Distinguished Lecture by Lori Ryerkerk

By Phenil Shah

Ms. Lori J. Ryerkerk, who was the guest speaker at the IACCGH luncheon held at Westin on October 12,2017 serves as an Executive Vice President, Global Manufacturing for Royal Dutch Shell (Shell). Ms. Ryerkerk is responsible for the operations of all Shell refining and chemical wholly owned and operated assets and joint ventures. The topic of discussion at the luncheon was Global energy change and how the Oil industry contributes towards it and what the industry is doing to make positive, long term and sustainable changes for a better and cleaner future.

According the United Nations the world population is expected to grow by to 10 billion by the year 2050 and we will need to address that growing energy of needs of the growing global population. While these needs are being addressed, we see there is a global energy transition that the world is undergoing. We need to address the increasing energy consumption while still reducing our carbon footprint. Therefore, the overall Energy transition will take a lot of time, effort and collaboration between countries to implement.

It takes longer for under developed or developing nations to address the energy transition as compared to the developing nations.

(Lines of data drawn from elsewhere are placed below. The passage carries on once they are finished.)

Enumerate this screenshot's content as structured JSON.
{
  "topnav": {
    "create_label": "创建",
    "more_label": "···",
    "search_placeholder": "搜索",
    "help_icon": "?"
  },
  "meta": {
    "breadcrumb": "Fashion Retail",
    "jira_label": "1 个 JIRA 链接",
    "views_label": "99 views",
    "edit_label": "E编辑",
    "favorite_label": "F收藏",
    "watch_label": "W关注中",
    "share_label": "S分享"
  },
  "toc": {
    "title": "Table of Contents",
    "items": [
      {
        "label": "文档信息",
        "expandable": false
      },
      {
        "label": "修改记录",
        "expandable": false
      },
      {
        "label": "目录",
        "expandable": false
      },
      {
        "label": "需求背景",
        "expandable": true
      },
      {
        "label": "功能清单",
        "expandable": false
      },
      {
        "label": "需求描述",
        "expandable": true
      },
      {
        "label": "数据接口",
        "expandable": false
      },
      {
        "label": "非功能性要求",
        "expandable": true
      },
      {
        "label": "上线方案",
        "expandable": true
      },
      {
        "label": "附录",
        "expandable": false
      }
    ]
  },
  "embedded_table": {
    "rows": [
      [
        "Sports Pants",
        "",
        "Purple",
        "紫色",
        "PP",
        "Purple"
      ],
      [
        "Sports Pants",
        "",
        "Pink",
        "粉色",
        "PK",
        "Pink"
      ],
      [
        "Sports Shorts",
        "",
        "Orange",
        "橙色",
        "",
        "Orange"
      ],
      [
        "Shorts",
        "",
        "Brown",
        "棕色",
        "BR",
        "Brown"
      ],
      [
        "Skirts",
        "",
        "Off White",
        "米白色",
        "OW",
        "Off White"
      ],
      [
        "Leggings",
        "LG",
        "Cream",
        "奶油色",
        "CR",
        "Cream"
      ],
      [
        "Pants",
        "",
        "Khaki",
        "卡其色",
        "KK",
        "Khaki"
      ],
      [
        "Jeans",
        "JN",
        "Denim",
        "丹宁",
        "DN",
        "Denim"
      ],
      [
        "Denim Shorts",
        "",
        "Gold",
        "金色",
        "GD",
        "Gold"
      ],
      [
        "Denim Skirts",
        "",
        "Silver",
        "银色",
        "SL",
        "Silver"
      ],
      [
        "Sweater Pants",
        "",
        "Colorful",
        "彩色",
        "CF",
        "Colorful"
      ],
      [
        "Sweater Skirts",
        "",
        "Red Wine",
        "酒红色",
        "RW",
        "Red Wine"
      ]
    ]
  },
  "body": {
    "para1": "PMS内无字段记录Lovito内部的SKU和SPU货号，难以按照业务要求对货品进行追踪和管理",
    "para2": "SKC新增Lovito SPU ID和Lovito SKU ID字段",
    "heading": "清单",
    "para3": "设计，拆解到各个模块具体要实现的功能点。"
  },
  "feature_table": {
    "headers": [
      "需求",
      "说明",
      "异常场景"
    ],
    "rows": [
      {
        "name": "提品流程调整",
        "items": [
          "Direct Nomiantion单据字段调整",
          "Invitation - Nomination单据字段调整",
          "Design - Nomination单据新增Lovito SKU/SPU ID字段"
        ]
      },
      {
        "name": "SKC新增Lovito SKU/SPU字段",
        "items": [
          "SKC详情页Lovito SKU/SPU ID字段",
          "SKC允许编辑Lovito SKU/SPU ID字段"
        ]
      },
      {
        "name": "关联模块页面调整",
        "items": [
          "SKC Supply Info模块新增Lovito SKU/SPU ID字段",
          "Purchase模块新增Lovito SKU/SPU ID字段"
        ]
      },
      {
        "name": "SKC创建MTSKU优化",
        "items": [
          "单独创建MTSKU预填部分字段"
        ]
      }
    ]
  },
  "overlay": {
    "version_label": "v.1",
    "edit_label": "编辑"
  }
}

The challenges faced by these countries are much different because their infrastructure is different. For some underdeveloped and developing nation, the priority is to get access to clean energy or even just access to energy for every citizen. Some countries are still struggling to have access to clean water, so their priorities are much different than that of countries such as US, UK or countries in the European Union. For example: the energy solutions that work in a wealthy city like Copenhagen, Denmark will not work in Lagos, Nigeria. A second example is that of electric cars that may work in countries like the US or UK but will definitely not work in Asian or African cities, simply because there is a shortage of electricity or access to it is limited in these countries.

The use of hydrocarbons is still inevitable in some major sectors such as Aviation, military, passenger vehicles, marine shipping, heavy weight machinery, heavy industries such as steel and cement etc. Petrochemical industry has grown at a rate of 3.7 % per year over the last 15 years. So different countries and different sectors means different timeline for energy transition to happen globally. The different economical, technological or political challenges also mean different solutions. There is not going to be a single simple solution to grasping the complex Energy transition challenge worldwide. This challenge will require “ALL” solutions to be developed to meet our growing populations needs, demands and desires for more and cleaner energy. Ms. Ryerkerk ended her note with the phrase: “The world is changing, but global change takes time”.